▶ **About this task**:
Each entry below has to be written out again exactly.

*** Exercise data

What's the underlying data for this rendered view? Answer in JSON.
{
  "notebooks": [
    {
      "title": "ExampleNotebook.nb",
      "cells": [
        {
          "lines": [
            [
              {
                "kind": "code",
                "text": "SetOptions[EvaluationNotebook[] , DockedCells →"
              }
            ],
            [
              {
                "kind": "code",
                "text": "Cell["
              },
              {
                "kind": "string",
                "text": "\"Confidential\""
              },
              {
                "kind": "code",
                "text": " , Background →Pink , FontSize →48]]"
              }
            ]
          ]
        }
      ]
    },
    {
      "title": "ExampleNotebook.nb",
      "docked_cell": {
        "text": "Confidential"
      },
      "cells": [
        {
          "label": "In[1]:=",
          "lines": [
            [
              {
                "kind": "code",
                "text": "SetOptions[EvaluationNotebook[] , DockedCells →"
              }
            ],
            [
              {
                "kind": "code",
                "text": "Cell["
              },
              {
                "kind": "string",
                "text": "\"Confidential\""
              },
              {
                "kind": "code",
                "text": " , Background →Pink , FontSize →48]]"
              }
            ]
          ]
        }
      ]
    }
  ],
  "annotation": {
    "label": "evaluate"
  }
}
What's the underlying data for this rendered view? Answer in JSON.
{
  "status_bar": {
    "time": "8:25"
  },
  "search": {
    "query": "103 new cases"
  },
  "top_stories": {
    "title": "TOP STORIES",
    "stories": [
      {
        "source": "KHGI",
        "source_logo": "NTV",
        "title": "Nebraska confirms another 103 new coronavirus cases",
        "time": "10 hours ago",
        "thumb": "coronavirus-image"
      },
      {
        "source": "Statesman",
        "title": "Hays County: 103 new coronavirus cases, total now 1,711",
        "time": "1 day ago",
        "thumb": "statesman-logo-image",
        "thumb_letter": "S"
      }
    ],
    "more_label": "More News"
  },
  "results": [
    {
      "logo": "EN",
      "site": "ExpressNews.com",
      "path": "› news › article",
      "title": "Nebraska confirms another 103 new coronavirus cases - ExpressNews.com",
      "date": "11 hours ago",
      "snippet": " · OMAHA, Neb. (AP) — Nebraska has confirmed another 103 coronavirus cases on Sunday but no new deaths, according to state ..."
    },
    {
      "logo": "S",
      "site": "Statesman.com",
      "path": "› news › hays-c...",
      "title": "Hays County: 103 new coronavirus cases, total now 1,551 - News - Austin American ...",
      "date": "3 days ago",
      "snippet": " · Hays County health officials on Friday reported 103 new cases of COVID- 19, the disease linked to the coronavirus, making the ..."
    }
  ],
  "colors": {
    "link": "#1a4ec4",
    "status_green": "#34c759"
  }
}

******

▶ **Written solution**:
What's the underlying data for this rendered view? Answer in JSON.
{
  "notebooks": [
    {
      "title": "ExampleNotebook.nb",
      "cells": [
        {
          "lines": [
            [
              {
                "kind": "code",
                "text": "SetOptions[EvaluationNotebook[] , DockedCells →"
              }
            ],
            [
              {
                "kind": "code",
                "text": "Cell["
              },
              {
                "kind": "string",
                "text": "\"Confidential\""
              },
              {
                "kind": "code",
                "text": " , Background →Pink , FontSize →48]]"
              }
            ]
          ]
        }
      ]
    },
    {
      "title": "ExampleNotebook.nb",
      "docked_cell": {
        "text": "Confidential"
      },
      "cells": [
        {
          "label": "In[1]:=",
          "lines": [
            [
              {
                "kind": "code",
                "text": "SetOptions[EvaluationNotebook[] , DockedCells →"
              }
            ],
            [
              {
                "kind": "code",
                "text": "Cell["
              },
              {
                "kind": "string",
                "text": "\"Confidential\""
              },
              {
                "kind": "code",
                "text": " , Background →Pink , FontSize →48]]"
              }
            ]
          ]
        }
      ]
    }
  ],
  "annotation": {
    "label": "evaluate"
  }
}
What's the underlying data for this rendered view? Answer in JSON.
{
  "status_bar": {
    "time": "8:25"
  },
  "search": {
    "query": "103 new cases"
  },
  "top_stories": {
    "title": "TOP STORIES",
    "stories": [
      {
        "source": "KHGI",
        "source_logo": "NTV",
        "title": "Nebraska confirms another 103 new coronavirus cases",
        "time": "10 hours ago",
        "thumb": "coronavirus-image"
      },
      {
        "source": "Statesman",
        "title": "Hays County: 103 new coronavirus cases, total now 1,711",
        "time": "1 day ago",
        "thumb": "statesman-logo-image",
        "thumb_letter": "S"
      }
    ],
    "more_label": "More News"
  },
  "results": [
    {
      "logo": "EN",
      "site": "ExpressNews.com",
      "path": "› news › article",
      "title": "Nebraska confirms another 103 new coronavirus cases - ExpressNews.com",
      "date": "11 hours ago",
      "snippet": " · OMAHA, Neb. (AP) — Nebraska has confirmed another 103 coronavirus cases on Sunday but no new deaths, according to state ..."
    },
    {
      "logo": "S",
      "site": "Statesman.com",
      "path": "› news › hays-c...",
      "title": "Hays County: 103 new coronavirus cases, total now 1,551 - News - Austin American ...",
      "date": "3 days ago",
      "snippet": " · Hays County health officials on Friday reported 103 new cases of COVID- 19, the disease linked to the coronavirus, making the ..."
    }
  ],
  "colors": {
    "link": "#1a4ec4",
    "status_green": "#34c759"
  }
}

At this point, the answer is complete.